### The problem
The data should be restated word for word, in full.
Entries supplied Block Start
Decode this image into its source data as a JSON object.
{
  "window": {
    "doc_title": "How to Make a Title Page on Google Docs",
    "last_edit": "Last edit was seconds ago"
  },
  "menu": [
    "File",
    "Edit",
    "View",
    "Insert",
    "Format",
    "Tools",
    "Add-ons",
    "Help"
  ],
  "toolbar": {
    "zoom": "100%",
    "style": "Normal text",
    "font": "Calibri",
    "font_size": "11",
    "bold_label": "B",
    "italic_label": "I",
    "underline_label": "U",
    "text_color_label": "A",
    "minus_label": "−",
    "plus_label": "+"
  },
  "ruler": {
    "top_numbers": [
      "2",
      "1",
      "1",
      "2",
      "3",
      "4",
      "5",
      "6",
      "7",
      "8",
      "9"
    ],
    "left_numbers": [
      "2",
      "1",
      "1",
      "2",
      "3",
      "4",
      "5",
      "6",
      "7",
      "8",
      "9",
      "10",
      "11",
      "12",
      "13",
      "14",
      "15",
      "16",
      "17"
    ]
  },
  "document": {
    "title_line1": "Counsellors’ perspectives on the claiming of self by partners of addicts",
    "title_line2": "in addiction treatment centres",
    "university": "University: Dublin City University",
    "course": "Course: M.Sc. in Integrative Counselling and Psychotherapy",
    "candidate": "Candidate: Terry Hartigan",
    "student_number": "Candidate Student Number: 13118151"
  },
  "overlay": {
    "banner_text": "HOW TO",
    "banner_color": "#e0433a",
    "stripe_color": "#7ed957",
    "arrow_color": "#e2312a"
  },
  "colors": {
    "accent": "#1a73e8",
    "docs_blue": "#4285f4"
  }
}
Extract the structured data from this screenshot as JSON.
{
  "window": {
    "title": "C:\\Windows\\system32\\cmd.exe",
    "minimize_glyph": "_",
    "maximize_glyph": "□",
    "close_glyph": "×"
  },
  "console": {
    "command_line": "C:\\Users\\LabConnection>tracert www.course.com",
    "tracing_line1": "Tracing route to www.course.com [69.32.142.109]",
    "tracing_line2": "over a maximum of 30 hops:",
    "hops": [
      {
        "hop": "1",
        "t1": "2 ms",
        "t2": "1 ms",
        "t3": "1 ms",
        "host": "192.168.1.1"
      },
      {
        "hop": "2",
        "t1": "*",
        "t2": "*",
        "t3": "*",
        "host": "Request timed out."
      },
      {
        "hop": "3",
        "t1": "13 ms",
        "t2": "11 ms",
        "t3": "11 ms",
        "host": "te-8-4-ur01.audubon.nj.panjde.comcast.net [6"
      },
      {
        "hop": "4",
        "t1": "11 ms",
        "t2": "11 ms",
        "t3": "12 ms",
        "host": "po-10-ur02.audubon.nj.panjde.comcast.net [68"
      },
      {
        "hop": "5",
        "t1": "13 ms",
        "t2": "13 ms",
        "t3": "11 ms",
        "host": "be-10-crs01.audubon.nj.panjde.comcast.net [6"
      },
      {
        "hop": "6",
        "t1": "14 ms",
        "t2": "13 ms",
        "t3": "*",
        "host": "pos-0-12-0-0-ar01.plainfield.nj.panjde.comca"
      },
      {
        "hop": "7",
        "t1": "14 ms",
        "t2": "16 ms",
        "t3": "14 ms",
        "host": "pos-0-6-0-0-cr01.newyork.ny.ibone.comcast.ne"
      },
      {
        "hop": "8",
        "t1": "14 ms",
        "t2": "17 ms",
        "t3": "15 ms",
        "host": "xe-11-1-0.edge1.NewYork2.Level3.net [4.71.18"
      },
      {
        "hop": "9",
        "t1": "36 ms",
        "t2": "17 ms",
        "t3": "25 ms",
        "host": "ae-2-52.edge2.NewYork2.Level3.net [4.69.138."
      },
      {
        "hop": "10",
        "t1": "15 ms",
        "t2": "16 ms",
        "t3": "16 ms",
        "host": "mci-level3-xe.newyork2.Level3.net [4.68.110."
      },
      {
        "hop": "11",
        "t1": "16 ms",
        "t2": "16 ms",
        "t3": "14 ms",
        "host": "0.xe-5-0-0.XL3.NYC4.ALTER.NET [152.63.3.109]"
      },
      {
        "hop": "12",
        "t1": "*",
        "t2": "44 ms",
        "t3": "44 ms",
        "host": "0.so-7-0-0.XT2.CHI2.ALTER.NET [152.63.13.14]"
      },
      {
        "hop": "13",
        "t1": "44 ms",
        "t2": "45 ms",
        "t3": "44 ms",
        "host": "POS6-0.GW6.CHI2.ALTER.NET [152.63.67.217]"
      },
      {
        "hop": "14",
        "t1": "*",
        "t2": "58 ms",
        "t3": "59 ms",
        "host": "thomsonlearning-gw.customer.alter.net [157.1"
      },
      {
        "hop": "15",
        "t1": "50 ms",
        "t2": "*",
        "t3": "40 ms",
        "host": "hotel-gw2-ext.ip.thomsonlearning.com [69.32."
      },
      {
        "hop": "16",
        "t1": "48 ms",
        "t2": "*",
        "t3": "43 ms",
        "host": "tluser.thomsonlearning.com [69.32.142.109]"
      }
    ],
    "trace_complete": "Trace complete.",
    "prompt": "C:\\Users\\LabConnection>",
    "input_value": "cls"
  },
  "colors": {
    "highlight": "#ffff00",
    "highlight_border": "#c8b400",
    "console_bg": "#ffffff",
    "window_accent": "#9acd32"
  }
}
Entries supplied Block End
### Reply to the task
Decode this image into its source data as a JSON object.
{
  "window": {
    "doc_title": "How to Make a Title Page on Google Docs",
    "last_edit": "Last edit was seconds ago"
  },
  "menu": [
    "File",
    "Edit",
    "View",
    "Insert",
    "Format",
    "Tools",
    "Add-ons",
    "Help"
  ],
  "toolbar": {
    "zoom": "100%",
    "style": "Normal text",
    "font": "Calibri",
    "font_size": "11",
    "bold_label": "B",
    "italic_label": "I",
    "underline_label": "U",
    "text_color_label": "A",
    "minus_label": "−",
    "plus_label": "+"
  },
  "ruler": {
    "top_numbers": [
      "2",
      "1",
      "1",
      "2",
      "3",
      "4",
      "5",
      "6",
      "7",
      "8",
      "9"
    ],
    "left_numbers": [
      "2",
      "1",
      "1",
      "2",
      "3",
      "4",
      "5",
      "6",
      "7",
      "8",
      "9",
      "10",
      "11",
      "12",
      "13",
      "14",
      "15",
      "16",
      "17"
    ]
  },
  "document": {
    "title_line1": "Counsellors’ perspectives on the claiming of self by partners of addicts",
    "title_line2": "in addiction treatment centres",
    "university": "University: Dublin City University",
    "course": "Course: M.Sc. in Integrative Counselling and Psychotherapy",
    "candidate": "Candidate: Terry Hartigan",
    "student_number": "Candidate Student Number: 13118151"
  },
  "overlay": {
    "banner_text": "HOW TO",
    "banner_color": "#e0433a",
    "stripe_color": "#7ed957",
    "arrow_color": "#e2312a"
  },
  "colors": {
    "accent": "#1a73e8",
    "docs_blue": "#4285f4"
  }
}
Extract the structured data from this screenshot as JSON.
{
  "window": {
    "title": "C:\\Windows\\system32\\cmd.exe",
    "minimize_glyph": "_",
    "maximize_glyph": "□",
    "close_glyph": "×"
  },
  "console": {
    "command_line": "C:\\Users\\LabConnection>tracert www.course.com",
    "tracing_line1": "Tracing route to www.course.com [69.32.142.109]",
    "tracing_line2": "over a maximum of 30 hops:",
    "hops": [
      {
        "hop": "1",
        "t1": "2 ms",
        "t2": "1 ms",
        "t3": "1 ms",
        "host": "192.168.1.1"
      },
      {
        "hop": "2",
        "t1": "*",
        "t2": "*",
        "t3": "*",
        "host": "Request timed out."
      },
      {
        "hop": "3",
        "t1": "13 ms",
        "t2": "11 ms",
        "t3": "11 ms",
        "host": "te-8-4-ur01.audubon.nj.panjde.comcast.net [6"
      },
      {
        "hop": "4",
        "t1": "11 ms",
        "t2": "11 ms",
        "t3": "12 ms",
        "host": "po-10-ur02.audubon.nj.panjde.comcast.net [68"
      },
      {
        "hop": "5",
        "t1": "13 ms",
        "t2": "13 ms",
        "t3": "11 ms",
        "host": "be-10-crs01.audubon.nj.panjde.comcast.net [6"
      },
      {
        "hop": "6",
        "t1": "14 ms",
        "t2": "13 ms",
        "t3": "*",
        "host": "pos-0-12-0-0-ar01.plainfield.nj.panjde.comca"
      },
      {
        "hop": "7",
        "t1": "14 ms",
        "t2": "16 ms",
        "t3": "14 ms",
        "host": "pos-0-6-0-0-cr01.newyork.ny.ibone.comcast.ne"
      },
      {
        "hop": "8",
        "t1": "14 ms",
        "t2": "17 ms",
        "t3": "15 ms",
        "host": "xe-11-1-0.edge1.NewYork2.Level3.net [4.71.18"
      },
      {
        "hop": "9",
        "t1": "36 ms",
        "t2": "17 ms",
        "t3": "25 ms",
        "host": "ae-2-52.edge2.NewYork2.Level3.net [4.69.138."
      },
      {
        "hop": "10",
        "t1": "15 ms",
        "t2": "16 ms",
        "t3": "16 ms",
        "host": "mci-level3-xe.newyork2.Level3.net [4.68.110."
      },
      {
        "hop": "11",
        "t1": "16 ms",
        "t2": "16 ms",
        "t3": "14 ms",
        "host": "0.xe-5-0-0.XL3.NYC4.ALTER.NET [152.63.3.109]"
      },
      {
        "hop": "12",
        "t1": "*",
        "t2": "44 ms",
        "t3": "44 ms",
        "host": "0.so-7-0-0.XT2.CHI2.ALTER.NET [152.63.13.14]"
      },
      {
        "hop": "13",
        "t1": "44 ms",
        "t2": "45 ms",
        "t3": "44 ms",
        "host": "POS6-0.GW6.CHI2.ALTER.NET [152.63.67.217]"
      },
      {
        "hop": "14",
        "t1": "*",
        "t2": "58 ms",
        "t3": "59 ms",
        "host": "thomsonlearning-gw.customer.alter.net [157.1"
      },
      {
        "hop": "15",
        "t1": "50 ms",
        "t2": "*",
        "t3": "40 ms",
        "host": "hotel-gw2-ext.ip.thomsonlearning.com [69.32."
      },
      {
        "hop": "16",
        "t1": "48 ms",
        "t2": "*",
        "t3": "43 ms",
        "host": "tluser.thomsonlearning.com [69.32.142.109]"
      }
    ],
    "trace_complete": "Trace complete.",
    "prompt": "C:\\Users\\LabConnection>",
    "input_value": "cls"
  },
  "colors": {
    "highlight": "#ffff00",
    "highlight_border": "#c8b400",
    "console_bg": "#ffffff",
    "window_accent": "#9acd32"
  }
}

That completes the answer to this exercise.